Teen drivers are very cautious behind the wheel when they first start driving, but as time passes they begin to engage in potentially risky behaviors such as talking on cellphones, eating and talking to other passengers. That's according to a new study out Thursday by researchers at the Virginia Tech Transportation Institute, which has conducted some of the nation's most important research on distracted driving, and the National Institutes of Child Health and Human Development.
"Novice drivers are more likely to engage in high-risk secondary tasks more frequently over time as they become more comfortable with driving," said Charlie Klauer, group leader for teen risk and injury prevention at the institute's Center for Vulnerable Road User Safety. "The increasingly high rates of secondary task engagement among newly licensed drivers in our study are worrisome as this appears to be an important contributing factor to crashes or near-crashes."
Klauer is first author of an article on her group's research that appears in The New England Journal of Medicine.
The researchers compared the results of a one-year, 100-car study with drivers ages 18-72 with an average of 20 years of experience, and the results from an 18-month study of 42 teens who had drivers' licenses for less than three weeks when the study began.
Participants in both studies drove vehicles equipped with data acquisition systems developed at Virginia Tech's Transportation Institute, including a minimum of four cameras and sensors that collected continuous video and driving performance data during the studies.

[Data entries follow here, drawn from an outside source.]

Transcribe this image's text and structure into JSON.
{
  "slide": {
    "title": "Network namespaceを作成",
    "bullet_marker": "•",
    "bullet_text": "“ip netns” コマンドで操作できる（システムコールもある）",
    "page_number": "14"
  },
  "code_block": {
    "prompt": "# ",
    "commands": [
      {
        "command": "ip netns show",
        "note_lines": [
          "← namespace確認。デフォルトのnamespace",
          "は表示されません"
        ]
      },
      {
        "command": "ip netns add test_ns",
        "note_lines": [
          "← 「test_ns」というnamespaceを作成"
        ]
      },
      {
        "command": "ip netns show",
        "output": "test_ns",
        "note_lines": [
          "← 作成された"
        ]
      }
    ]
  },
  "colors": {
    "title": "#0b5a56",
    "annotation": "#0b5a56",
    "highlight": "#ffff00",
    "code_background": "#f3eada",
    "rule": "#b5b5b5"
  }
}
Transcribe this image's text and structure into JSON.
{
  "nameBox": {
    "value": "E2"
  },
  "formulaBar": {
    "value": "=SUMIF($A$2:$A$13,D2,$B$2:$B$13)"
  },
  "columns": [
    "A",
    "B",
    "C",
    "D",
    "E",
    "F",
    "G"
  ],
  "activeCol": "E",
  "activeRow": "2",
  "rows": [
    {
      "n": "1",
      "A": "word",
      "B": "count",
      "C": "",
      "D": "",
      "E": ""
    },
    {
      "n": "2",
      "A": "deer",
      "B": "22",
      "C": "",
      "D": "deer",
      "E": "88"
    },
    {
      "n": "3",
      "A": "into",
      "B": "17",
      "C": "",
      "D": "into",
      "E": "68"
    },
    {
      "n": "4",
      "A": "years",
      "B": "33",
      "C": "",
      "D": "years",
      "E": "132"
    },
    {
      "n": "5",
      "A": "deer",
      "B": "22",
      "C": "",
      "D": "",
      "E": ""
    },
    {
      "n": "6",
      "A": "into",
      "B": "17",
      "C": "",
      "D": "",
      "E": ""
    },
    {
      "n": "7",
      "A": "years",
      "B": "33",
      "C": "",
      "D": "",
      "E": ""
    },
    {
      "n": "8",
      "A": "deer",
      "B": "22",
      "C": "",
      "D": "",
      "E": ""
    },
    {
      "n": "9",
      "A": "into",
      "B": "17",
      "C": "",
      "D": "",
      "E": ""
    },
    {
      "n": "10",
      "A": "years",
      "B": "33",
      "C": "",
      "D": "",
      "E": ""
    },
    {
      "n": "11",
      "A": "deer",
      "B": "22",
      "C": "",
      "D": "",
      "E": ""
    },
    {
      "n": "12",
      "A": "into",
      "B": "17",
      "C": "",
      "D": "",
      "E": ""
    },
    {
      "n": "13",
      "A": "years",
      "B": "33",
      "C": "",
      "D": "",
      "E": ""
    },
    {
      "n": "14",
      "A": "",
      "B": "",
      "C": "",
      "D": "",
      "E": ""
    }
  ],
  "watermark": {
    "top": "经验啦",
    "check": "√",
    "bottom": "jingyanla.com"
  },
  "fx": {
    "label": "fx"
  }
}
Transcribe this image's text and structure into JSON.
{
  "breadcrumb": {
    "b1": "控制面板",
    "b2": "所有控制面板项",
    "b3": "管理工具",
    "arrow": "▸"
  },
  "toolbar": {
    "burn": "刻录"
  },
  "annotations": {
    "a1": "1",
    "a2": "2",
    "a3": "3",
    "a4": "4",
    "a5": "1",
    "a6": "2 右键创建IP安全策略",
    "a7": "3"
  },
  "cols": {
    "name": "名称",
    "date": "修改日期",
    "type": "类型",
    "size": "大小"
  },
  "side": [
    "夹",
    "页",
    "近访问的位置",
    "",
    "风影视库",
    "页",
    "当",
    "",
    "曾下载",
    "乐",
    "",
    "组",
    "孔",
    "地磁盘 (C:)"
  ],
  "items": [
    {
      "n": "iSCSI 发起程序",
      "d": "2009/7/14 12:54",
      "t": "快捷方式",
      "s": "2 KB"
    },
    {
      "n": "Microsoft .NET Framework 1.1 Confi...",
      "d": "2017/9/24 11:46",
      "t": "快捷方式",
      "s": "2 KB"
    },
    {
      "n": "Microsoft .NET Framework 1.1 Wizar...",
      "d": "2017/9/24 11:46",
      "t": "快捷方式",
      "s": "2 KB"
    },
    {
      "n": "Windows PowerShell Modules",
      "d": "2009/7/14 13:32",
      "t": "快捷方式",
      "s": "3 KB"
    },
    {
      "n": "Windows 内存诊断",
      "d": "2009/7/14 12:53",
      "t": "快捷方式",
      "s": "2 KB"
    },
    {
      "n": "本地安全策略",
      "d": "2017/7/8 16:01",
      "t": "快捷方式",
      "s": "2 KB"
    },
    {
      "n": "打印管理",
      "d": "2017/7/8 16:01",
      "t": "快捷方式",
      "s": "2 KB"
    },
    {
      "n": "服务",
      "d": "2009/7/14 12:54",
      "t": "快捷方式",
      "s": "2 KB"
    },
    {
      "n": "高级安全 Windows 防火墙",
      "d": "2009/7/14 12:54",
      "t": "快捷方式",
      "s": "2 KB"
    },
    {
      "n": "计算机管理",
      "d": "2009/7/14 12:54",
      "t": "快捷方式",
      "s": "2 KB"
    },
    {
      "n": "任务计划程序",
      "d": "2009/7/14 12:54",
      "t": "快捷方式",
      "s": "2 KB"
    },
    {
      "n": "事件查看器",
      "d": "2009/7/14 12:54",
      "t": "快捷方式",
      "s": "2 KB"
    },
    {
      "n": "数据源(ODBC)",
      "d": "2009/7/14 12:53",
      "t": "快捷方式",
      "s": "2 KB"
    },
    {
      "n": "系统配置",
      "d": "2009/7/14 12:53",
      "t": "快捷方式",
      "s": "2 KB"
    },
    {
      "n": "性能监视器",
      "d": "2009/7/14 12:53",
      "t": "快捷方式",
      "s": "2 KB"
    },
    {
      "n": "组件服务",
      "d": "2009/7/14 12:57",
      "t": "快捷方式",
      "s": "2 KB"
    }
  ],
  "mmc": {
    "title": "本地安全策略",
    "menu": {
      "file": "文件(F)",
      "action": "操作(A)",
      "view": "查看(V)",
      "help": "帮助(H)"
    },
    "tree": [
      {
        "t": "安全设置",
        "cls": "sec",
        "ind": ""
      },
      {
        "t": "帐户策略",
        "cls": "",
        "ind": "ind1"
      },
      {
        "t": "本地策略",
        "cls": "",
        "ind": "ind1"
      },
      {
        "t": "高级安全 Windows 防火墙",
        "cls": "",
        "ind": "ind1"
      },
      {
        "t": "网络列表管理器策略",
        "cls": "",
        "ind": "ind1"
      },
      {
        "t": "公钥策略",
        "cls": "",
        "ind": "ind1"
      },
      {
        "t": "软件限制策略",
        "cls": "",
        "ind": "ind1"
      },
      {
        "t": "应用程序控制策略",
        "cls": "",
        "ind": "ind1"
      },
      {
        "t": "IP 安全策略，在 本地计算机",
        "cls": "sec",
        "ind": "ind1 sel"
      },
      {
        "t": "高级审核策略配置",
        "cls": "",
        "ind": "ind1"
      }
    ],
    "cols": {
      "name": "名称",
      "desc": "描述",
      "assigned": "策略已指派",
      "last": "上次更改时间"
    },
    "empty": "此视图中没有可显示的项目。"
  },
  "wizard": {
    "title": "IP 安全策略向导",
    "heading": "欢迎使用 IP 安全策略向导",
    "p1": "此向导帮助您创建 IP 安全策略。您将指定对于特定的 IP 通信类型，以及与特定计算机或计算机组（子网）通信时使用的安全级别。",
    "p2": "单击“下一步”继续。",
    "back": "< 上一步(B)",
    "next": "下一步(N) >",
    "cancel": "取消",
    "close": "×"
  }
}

Researchers watched the video of the drivers and noted any distracting behavior before or during a crash or near-crash.
The researchers found that during the first six months behind the wheel, novice teen drivers engaged in secondary tasks less frequently than experienced drivers. But they matched experienced drivers between months seven and 15, and were engaging in the distracting behaviors more frequently than experienced drivers during months 16-18. The young drivers logged a two-fold increase in risky distractions during the last three months of the study.
One of their findings: The teens were engaging in distracting behaviors beyond just using their cellphones.
"Many states have adopted graduated driver licensing provisions that limit cellphone use," said Tom Dingus, director of the institute and a co-author of the paper. "However, it is not the only risky behavior for novices." He added that talking on a cellphone doesn't increase crash risk for either novice or experienced drivers, while dialing increases the risk for both groups.
Bruce Simons-Morton, a senior investigator with the National Institutes of Child Health and Human Development, said the study is the first to measure how much multi-tasking distracts novice drivers and how that compares to more experienced drivers.
Among the findings from institute researchers: Engaging in tasks associated with the use of hand-held cellphones and other portable devices increases the risk of crashing by three times; sending or receiving a text message takes a driver's eyes off the road for an average of 4.6 seconds, the equivalent of driving the length of a football field while blindfolded at 55 mph; behind the wheel use of hands-free cellphones is not substantially safer than hand-held use.
Klauer says she hopes the new study will remind parents of teen drivers to continue monitoring their children's behind-the-wheel behavior as they gain experience.